The "resolution revolution" in electron cryomicroscopy (cryo-EM) profoundly changed structural biology of membrane proteins. Near-atomic structures of medium size to large membrane protein complexes can now be determined without crystallization. This significantly accelerates structure determination and also the visualization of small bound ligands. There is an additional advantage: the structure of membrane proteins can now be studied in their native or nearly native lipid bilayer environment. A popular lipid bilayer mimetic are lipid nanodiscs, which have been thoroughly characterized and successfully utilized in multiple applications. Here, we provide a guide for using lipid nanodiscs as a tool for single-particle cryo-EM of membrane proteins. We discuss general methodological aspects and specific challenges of protein reconstitution into lipid nanodiscs and high-resolution structure determination of the nanodisc-embedded complexes. Furthermore, we describe in detail case studies of two successful applications of nanodiscs in cryo-EM, namely, the structure determination of the rabbit ryanodine receptor, RyR1, and the pore-forming TcdA1 toxin subunit from Photorhabdus luminescens. We discuss cryo-EM-specific hurdles concerning sample homogeneity, distribution of reconstituted particles in vitreous ice, and solutions to overcome them.

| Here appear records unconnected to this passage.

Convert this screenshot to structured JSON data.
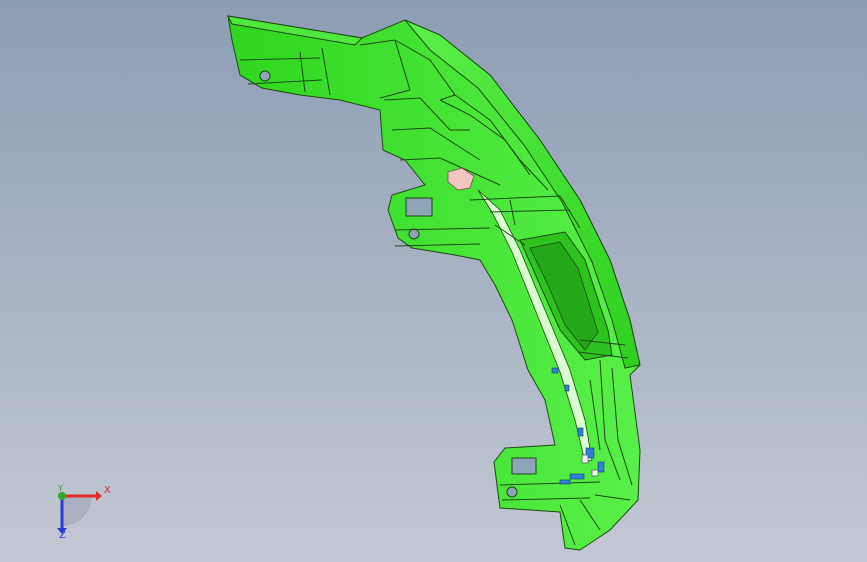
{
  "viewport": {
    "background_top": "#8c9db3",
    "background_bottom": "#c2c8d3"
  },
  "model": {
    "part_color": "#39e62a",
    "edge_color": "#1c4a12",
    "accent_blue": "#2f7fd6",
    "accent_pink": "#f2c7c0"
  },
  "triad": {
    "x_label": "X",
    "y_label": "Y",
    "z_label": "Z",
    "x_color": "#e32a2a",
    "y_color": "#2fa82f",
    "z_color": "#2a3bd6"
  }
}
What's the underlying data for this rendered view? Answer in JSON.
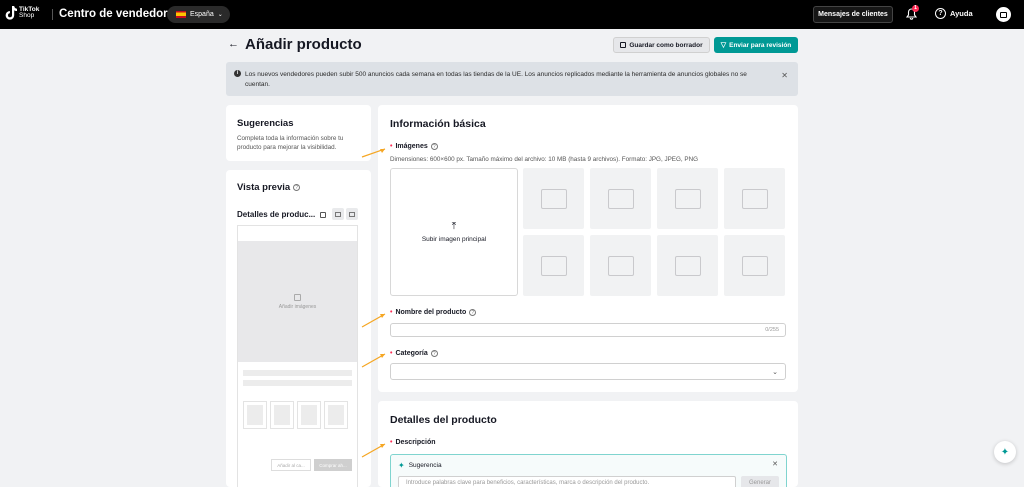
{
  "topbar": {
    "logo_line1": "TikTok",
    "logo_line2": "Shop",
    "app_title": "Centro de vendedores",
    "region": "España",
    "messages_button": "Mensajes de clientes",
    "notification_count": "1",
    "help_label": "Ayuda"
  },
  "header": {
    "title": "Añadir producto",
    "save_draft": "Guardar como borrador",
    "submit": "Enviar para revisión"
  },
  "notice": {
    "text": "Los nuevos vendedores pueden subir 500 anuncios cada semana en todas las tiendas de la UE. Los anuncios replicados mediante la herramienta de anuncios globales no se cuentan."
  },
  "suggestions": {
    "title": "Sugerencias",
    "text": "Completa toda la información sobre tu producto para mejorar la visibilidad."
  },
  "preview": {
    "title": "Vista previa",
    "subtitle": "Detalles de produc...",
    "add_images": "Añadir imágenes",
    "btn_a": "Añadir al ca...",
    "btn_b": "Comprar ah..."
  },
  "basic_info": {
    "title": "Información básica",
    "images_label": "Imágenes",
    "images_hint": "Dimensiones: 600×600 px. Tamaño máximo del archivo: 10 MB (hasta 9 archivos). Formato: JPG, JPEG, PNG",
    "upload_main": "Subir imagen principal",
    "name_label": "Nombre del producto",
    "name_counter": "0/255",
    "category_label": "Categoría"
  },
  "product_details": {
    "title": "Detalles del producto",
    "description_label": "Descripción",
    "suggestion_title": "Sugerencia",
    "suggestion_placeholder": "Introduce palabras clave para beneficios, características, marca o descripción del producto.",
    "generate": "Generar"
  },
  "colors": {
    "accent": "#009995",
    "required": "#fe2c55",
    "arrow": "#f5a623"
  }
}
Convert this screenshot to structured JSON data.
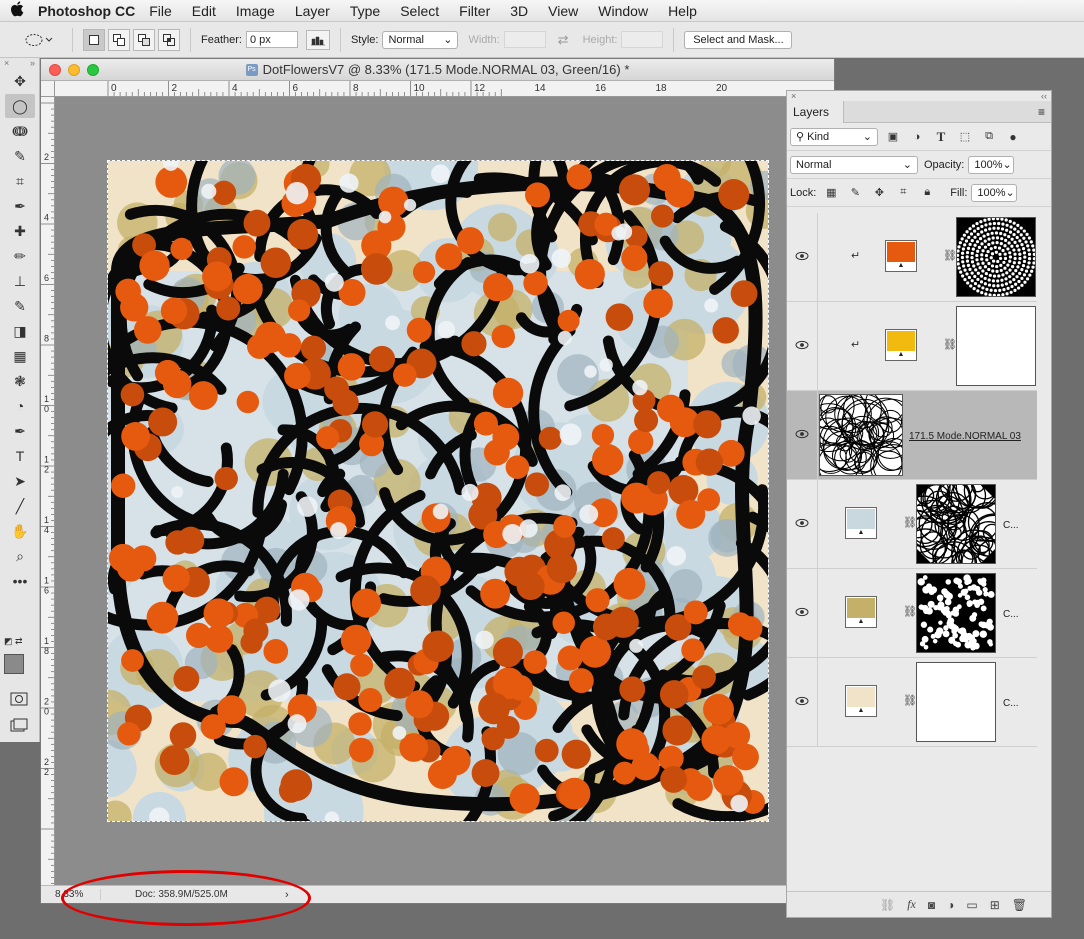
{
  "menubar": {
    "apple": "",
    "app_name": "Photoshop CC",
    "items": [
      "File",
      "Edit",
      "Image",
      "Layer",
      "Type",
      "Select",
      "Filter",
      "3D",
      "View",
      "Window",
      "Help"
    ]
  },
  "options_bar": {
    "feather_label": "Feather:",
    "feather_value": "0 px",
    "style_label": "Style:",
    "style_value": "Normal",
    "width_label": "Width:",
    "height_label": "Height:",
    "select_mask_label": "Select and Mask..."
  },
  "tools": {
    "items": [
      "move-tool",
      "elliptical-marquee-tool",
      "lasso-tool",
      "quick-selection-tool",
      "crop-tool",
      "eyedropper-tool",
      "healing-brush-tool",
      "brush-tool",
      "clone-stamp-tool",
      "history-brush-tool",
      "eraser-tool",
      "gradient-tool",
      "blur-tool",
      "dodge-tool",
      "pen-tool",
      "type-tool",
      "path-selection-tool",
      "line-tool",
      "hand-tool",
      "zoom-tool",
      "edit-toolbar"
    ],
    "glyphs": [
      "✥",
      "◯",
      "ↈ",
      "✎",
      "⌗",
      "✒",
      "✚",
      "✏",
      "⊥",
      "✎",
      "◨",
      "▦",
      "❃",
      "◔",
      "✒",
      "T",
      "➤",
      "╱",
      "✋",
      "⌕",
      "•••"
    ],
    "foreground_color": "#8a8a8a",
    "background_color": "#ffffff"
  },
  "document": {
    "title": "DotFlowersV7 @ 8.33% (171.5 Mode.NORMAL 03, Green/16) *",
    "ruler_h": [
      "0",
      "2",
      "4",
      "6",
      "8",
      "10",
      "12",
      "14",
      "16",
      "18",
      "20"
    ],
    "ruler_v": [
      "2",
      "4",
      "6",
      "8",
      "10",
      "12",
      "14",
      "16",
      "18",
      "20",
      "22"
    ],
    "zoom": "8.33%",
    "doc_size": "Doc: 358.9M/525.0M"
  },
  "layers_panel": {
    "close_label": "×",
    "collapse_label": "‹‹",
    "tab_label": "Layers",
    "kind_label": "Kind",
    "blend_mode": "Normal",
    "opacity_label": "Opacity:",
    "opacity_value": "100%",
    "lock_label": "Lock:",
    "fill_label": "Fill:",
    "fill_value": "100%",
    "layers": [
      {
        "name": "",
        "swatch": "#e55a0f",
        "clipped": true,
        "mask": "dots-ring"
      },
      {
        "name": "",
        "swatch": "#f2b90f",
        "clipped": true,
        "mask": "white"
      },
      {
        "name": "171.5 Mode.NORMAL 03",
        "swatch": "",
        "clipped": false,
        "mask": "scribble"
      },
      {
        "name": "C...",
        "swatch": "#c9d7de",
        "clipped": false,
        "mask": "web"
      },
      {
        "name": "C...",
        "swatch": "#c4b068",
        "clipped": false,
        "mask": "dots"
      },
      {
        "name": "C...",
        "swatch": "#f1e3c8",
        "clipped": false,
        "mask": "white"
      }
    ]
  }
}
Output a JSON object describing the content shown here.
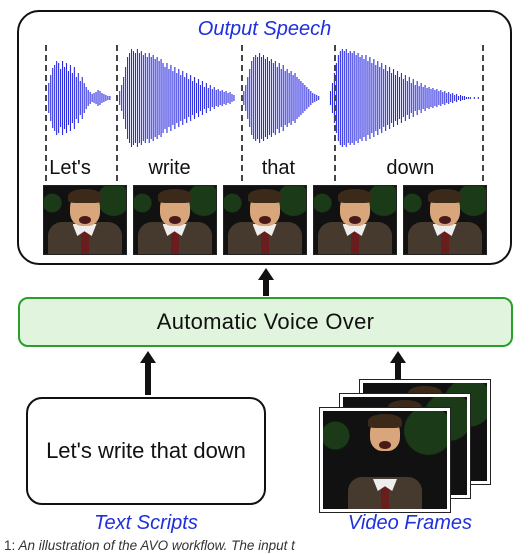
{
  "output": {
    "title": "Output Speech",
    "words": [
      "Let's",
      "write",
      "that",
      "down"
    ],
    "word_widths_pct": [
      16,
      27,
      20,
      37
    ],
    "dashed_dividers_pct": [
      2.5,
      18,
      45,
      65,
      97
    ],
    "frame_count": 5
  },
  "avo": {
    "label": "Automatic Voice Over"
  },
  "inputs": {
    "text_script": "Let's write that down",
    "text_label": "Text Scripts",
    "video_label": "Video Frames",
    "video_frame_count": 3
  },
  "caption": {
    "fignum": "1:",
    "text": "An illustration of the AVO workflow. The input t"
  },
  "colors": {
    "accent_blue": "#1f2fdc",
    "avo_fill": "#e1f4dd",
    "avo_border": "#2aa02a",
    "waveform": "#2a2ae0"
  }
}
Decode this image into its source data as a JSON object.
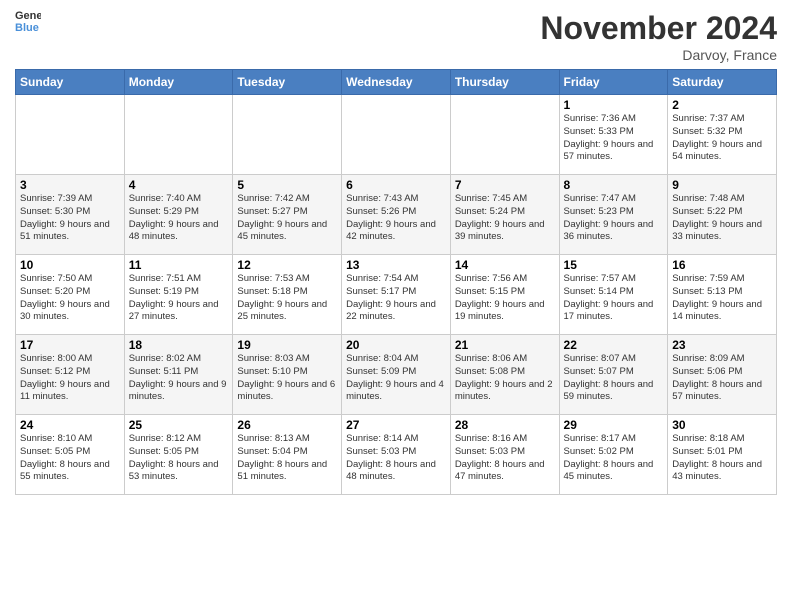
{
  "header": {
    "logo_line1": "General",
    "logo_line2": "Blue",
    "month_title": "November 2024",
    "location": "Darvoy, France"
  },
  "weekdays": [
    "Sunday",
    "Monday",
    "Tuesday",
    "Wednesday",
    "Thursday",
    "Friday",
    "Saturday"
  ],
  "weeks": [
    [
      {
        "day": "",
        "info": ""
      },
      {
        "day": "",
        "info": ""
      },
      {
        "day": "",
        "info": ""
      },
      {
        "day": "",
        "info": ""
      },
      {
        "day": "",
        "info": ""
      },
      {
        "day": "1",
        "info": "Sunrise: 7:36 AM\nSunset: 5:33 PM\nDaylight: 9 hours\nand 57 minutes."
      },
      {
        "day": "2",
        "info": "Sunrise: 7:37 AM\nSunset: 5:32 PM\nDaylight: 9 hours\nand 54 minutes."
      }
    ],
    [
      {
        "day": "3",
        "info": "Sunrise: 7:39 AM\nSunset: 5:30 PM\nDaylight: 9 hours\nand 51 minutes."
      },
      {
        "day": "4",
        "info": "Sunrise: 7:40 AM\nSunset: 5:29 PM\nDaylight: 9 hours\nand 48 minutes."
      },
      {
        "day": "5",
        "info": "Sunrise: 7:42 AM\nSunset: 5:27 PM\nDaylight: 9 hours\nand 45 minutes."
      },
      {
        "day": "6",
        "info": "Sunrise: 7:43 AM\nSunset: 5:26 PM\nDaylight: 9 hours\nand 42 minutes."
      },
      {
        "day": "7",
        "info": "Sunrise: 7:45 AM\nSunset: 5:24 PM\nDaylight: 9 hours\nand 39 minutes."
      },
      {
        "day": "8",
        "info": "Sunrise: 7:47 AM\nSunset: 5:23 PM\nDaylight: 9 hours\nand 36 minutes."
      },
      {
        "day": "9",
        "info": "Sunrise: 7:48 AM\nSunset: 5:22 PM\nDaylight: 9 hours\nand 33 minutes."
      }
    ],
    [
      {
        "day": "10",
        "info": "Sunrise: 7:50 AM\nSunset: 5:20 PM\nDaylight: 9 hours\nand 30 minutes."
      },
      {
        "day": "11",
        "info": "Sunrise: 7:51 AM\nSunset: 5:19 PM\nDaylight: 9 hours\nand 27 minutes."
      },
      {
        "day": "12",
        "info": "Sunrise: 7:53 AM\nSunset: 5:18 PM\nDaylight: 9 hours\nand 25 minutes."
      },
      {
        "day": "13",
        "info": "Sunrise: 7:54 AM\nSunset: 5:17 PM\nDaylight: 9 hours\nand 22 minutes."
      },
      {
        "day": "14",
        "info": "Sunrise: 7:56 AM\nSunset: 5:15 PM\nDaylight: 9 hours\nand 19 minutes."
      },
      {
        "day": "15",
        "info": "Sunrise: 7:57 AM\nSunset: 5:14 PM\nDaylight: 9 hours\nand 17 minutes."
      },
      {
        "day": "16",
        "info": "Sunrise: 7:59 AM\nSunset: 5:13 PM\nDaylight: 9 hours\nand 14 minutes."
      }
    ],
    [
      {
        "day": "17",
        "info": "Sunrise: 8:00 AM\nSunset: 5:12 PM\nDaylight: 9 hours\nand 11 minutes."
      },
      {
        "day": "18",
        "info": "Sunrise: 8:02 AM\nSunset: 5:11 PM\nDaylight: 9 hours\nand 9 minutes."
      },
      {
        "day": "19",
        "info": "Sunrise: 8:03 AM\nSunset: 5:10 PM\nDaylight: 9 hours\nand 6 minutes."
      },
      {
        "day": "20",
        "info": "Sunrise: 8:04 AM\nSunset: 5:09 PM\nDaylight: 9 hours\nand 4 minutes."
      },
      {
        "day": "21",
        "info": "Sunrise: 8:06 AM\nSunset: 5:08 PM\nDaylight: 9 hours\nand 2 minutes."
      },
      {
        "day": "22",
        "info": "Sunrise: 8:07 AM\nSunset: 5:07 PM\nDaylight: 8 hours\nand 59 minutes."
      },
      {
        "day": "23",
        "info": "Sunrise: 8:09 AM\nSunset: 5:06 PM\nDaylight: 8 hours\nand 57 minutes."
      }
    ],
    [
      {
        "day": "24",
        "info": "Sunrise: 8:10 AM\nSunset: 5:05 PM\nDaylight: 8 hours\nand 55 minutes."
      },
      {
        "day": "25",
        "info": "Sunrise: 8:12 AM\nSunset: 5:05 PM\nDaylight: 8 hours\nand 53 minutes."
      },
      {
        "day": "26",
        "info": "Sunrise: 8:13 AM\nSunset: 5:04 PM\nDaylight: 8 hours\nand 51 minutes."
      },
      {
        "day": "27",
        "info": "Sunrise: 8:14 AM\nSunset: 5:03 PM\nDaylight: 8 hours\nand 48 minutes."
      },
      {
        "day": "28",
        "info": "Sunrise: 8:16 AM\nSunset: 5:03 PM\nDaylight: 8 hours\nand 47 minutes."
      },
      {
        "day": "29",
        "info": "Sunrise: 8:17 AM\nSunset: 5:02 PM\nDaylight: 8 hours\nand 45 minutes."
      },
      {
        "day": "30",
        "info": "Sunrise: 8:18 AM\nSunset: 5:01 PM\nDaylight: 8 hours\nand 43 minutes."
      }
    ]
  ]
}
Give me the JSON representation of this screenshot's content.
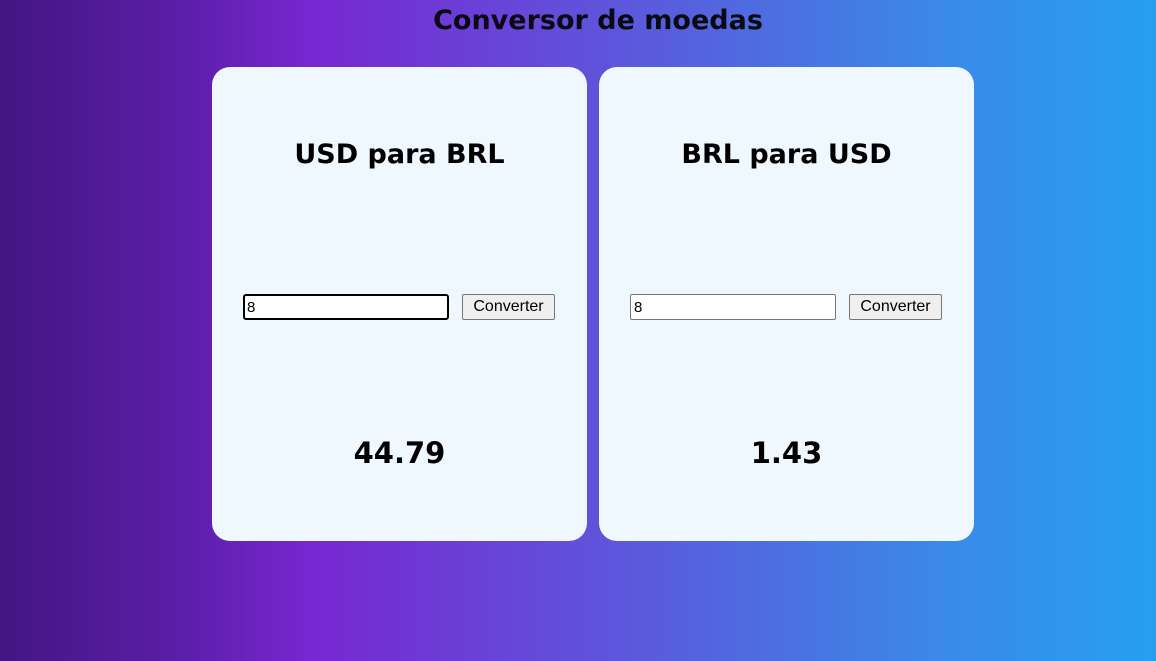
{
  "header": {
    "title": "Conversor de moedas"
  },
  "cards": [
    {
      "title": "USD para BRL",
      "input_value": "8",
      "button_label": "Converter",
      "result": "44.79"
    },
    {
      "title": "BRL para USD",
      "input_value": "8",
      "button_label": "Converter",
      "result": "1.43"
    }
  ],
  "colors": {
    "card_background": "#eff7ff",
    "gradient_start": "#431682",
    "gradient_mid": "#7827d1",
    "gradient_end": "#279ff0"
  }
}
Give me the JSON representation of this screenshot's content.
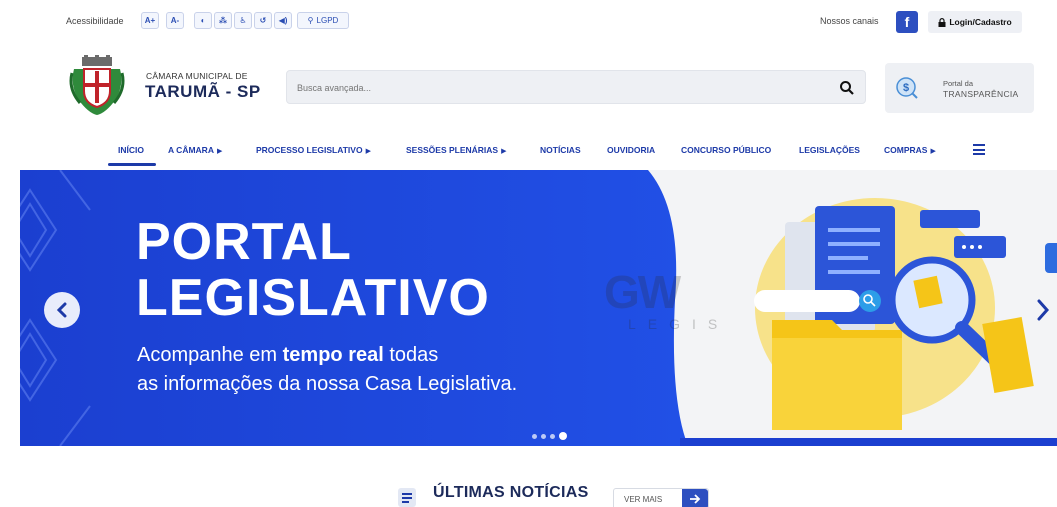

Keywords: Annular lipids; Electron cryomicroscopy; High-resolution structure; Ion channels; Lipid bilayer; Lipid composition; Lipid membrane mimetic; Membrane proteins; Membrane scaffold protein; Toxins.
© 2017 Elsevier Inc. All rights reserved.